Clean, green, renewable energy, at that. At the City of Ottawa landfill site in Richmond, decomposed waste creates methane – a greenhouse gas that is 20 times more potent than carbon dioxide – that is collected and converted into enough electricity to power about 6,000 homes per year.
The plant reduces annual greenhouse gas emissions by preventing landfill gas from being released into the atmosphere. By collecting the gas through wells inserted into garbage mounds, the facility uses it to power five internal combustion reciprocating engines, each linked to a 1 MW generator.
It’s a process we’ve been doing now for a decade. Since 2007, the Trail Road landfill gas-to-energy facility has converted the equivalent of 1.6 million tonnes of carbon dioxide into renewable energy – that’s like 330,000 passenger vehicles being removed from the road every year!

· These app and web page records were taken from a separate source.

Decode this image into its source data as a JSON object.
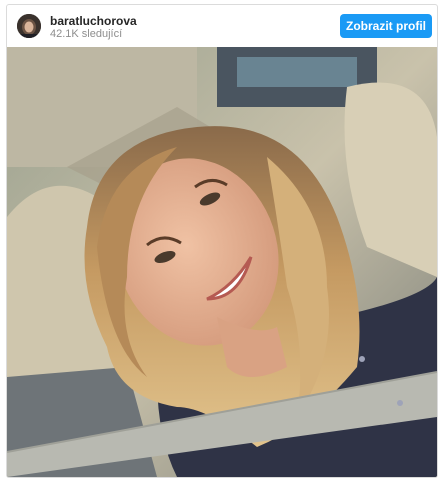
{
  "header": {
    "username": "baratluchorova",
    "followers": "42.1K sledující",
    "view_profile_label": "Zobrazit profil"
  },
  "post": {
    "avatar": "profile-avatar",
    "photo": "selfie-photo"
  },
  "colors": {
    "button": "#1a9af5",
    "border": "#dbdbdb",
    "username": "#262626",
    "muted": "#8e8e8e"
  }
}
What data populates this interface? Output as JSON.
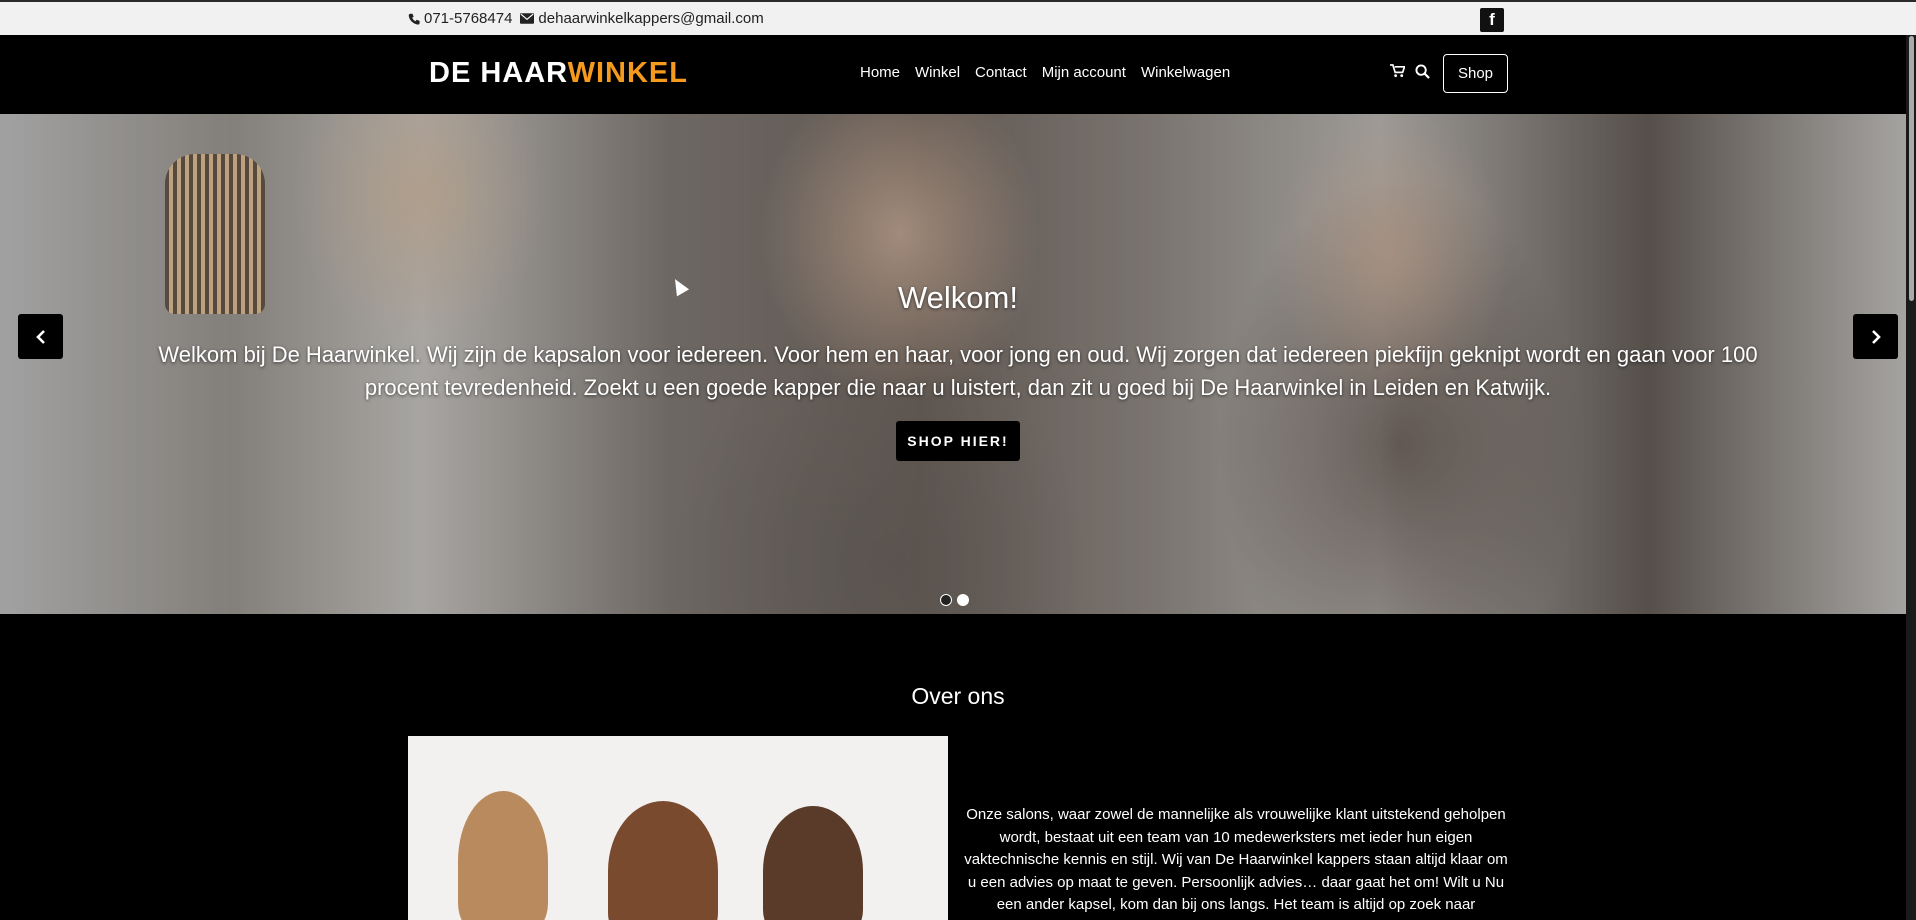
{
  "topbar": {
    "phone": "071-5768474",
    "email": "dehaarwinkelkappers@gmail.com",
    "facebook_glyph": "f"
  },
  "header": {
    "logo_part1": "DE HAAR",
    "logo_part2": "WINKEL",
    "nav": [
      "Home",
      "Winkel",
      "Contact",
      "Mijn account",
      "Winkelwagen"
    ],
    "shop_label": "Shop",
    "accent_color": "#f39a1f"
  },
  "hero": {
    "title": "Welkom!",
    "text": "Welkom bij De Haarwinkel. Wij zijn de kapsalon voor iedereen. Voor hem en haar, voor jong en oud. Wij zorgen dat iedereen piekfijn geknipt wordt en gaan voor 100 procent tevredenheid. Zoekt u een goede kapper die naar u luistert, dan zit u goed bij De Haarwinkel in Leiden en Katwijk.",
    "cta": "SHOP HIER!",
    "slide_count": 2,
    "active_slide": 1
  },
  "about": {
    "title": "Over ons",
    "text": "Onze salons, waar zowel de mannelijke als vrouwelijke klant uitstekend geholpen wordt, bestaat uit een team van 10 medewerksters met ieder hun eigen vaktechnische kennis en stijl. Wij van De Haarwinkel kappers staan altijd klaar om u een advies op maat te geven. Persoonlijk advies… daar gaat het om! Wilt u Nu een ander kapsel, kom dan bij ons langs. Het team is altijd op zoek naar"
  },
  "icons": {
    "phone": "phone-icon",
    "email": "envelope-icon",
    "facebook": "facebook-icon",
    "cart": "cart-icon",
    "search": "search-icon",
    "prev": "chevron-left-icon",
    "next": "chevron-right-icon"
  }
}
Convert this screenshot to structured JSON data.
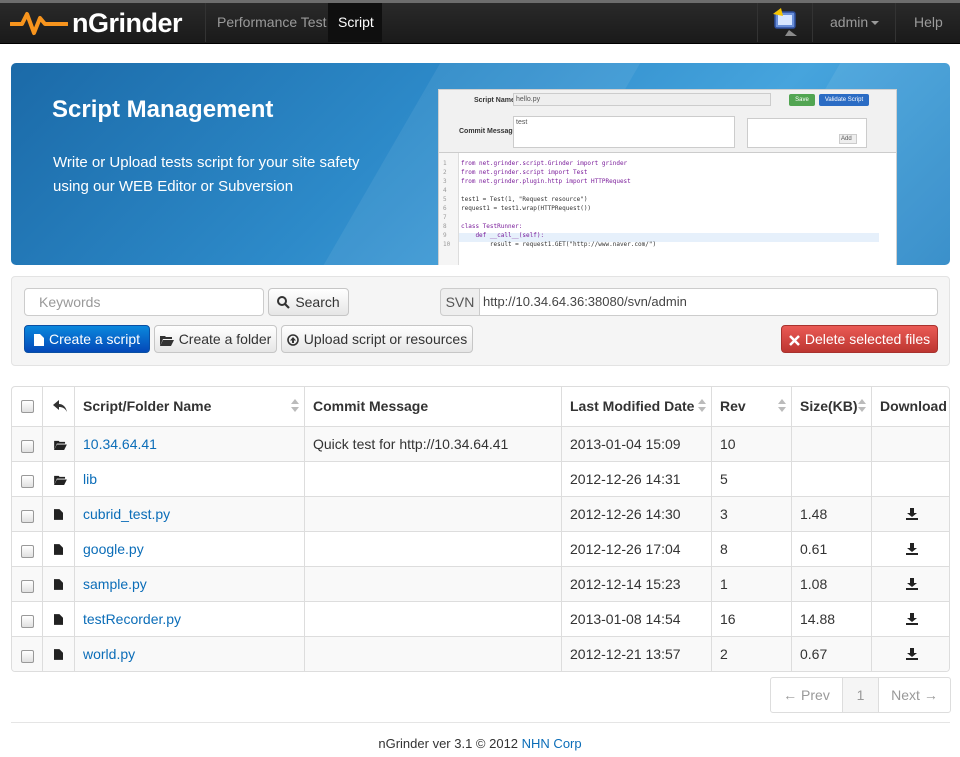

The productive practice is thanks to a partnership between Portage Power and Integrated Gas Recovery Services, called PowerTrail Inc. PowerTrail is responsible for maintaining and operating the landfill gas collection system, which ultimately leads to a $250,000 savings for the City each year. The collaboration also pays a royalty fee to the City for the rights to the landfill gas. Since its construction, the arrangement has earned Ottawa about $1.5 million.
When it comes to landfill gas-to-energy facilities, the Trail Road plant was, like its name implies, a trailblazer at its inception. While more common these days, there were few of its kind in Canada at the time.
PowerTrail built another, smaller, plant in Moose Creek in 2013. Using the same technology, this facility produces enough electricity to power 4,000 homes each year and prevents 100,000 tonnes of greenhouse gases from being released into the atmosphere.
Building on its success, a sixth engine was added to Trail Road facility in 2012 to enhance its output and environmental impact. PowerTrail’s innovation and leadership in the field is evident in its plans to expand even more, potentially adding a seventh engine in the years to come – proving that trash truly can be turned into treasure.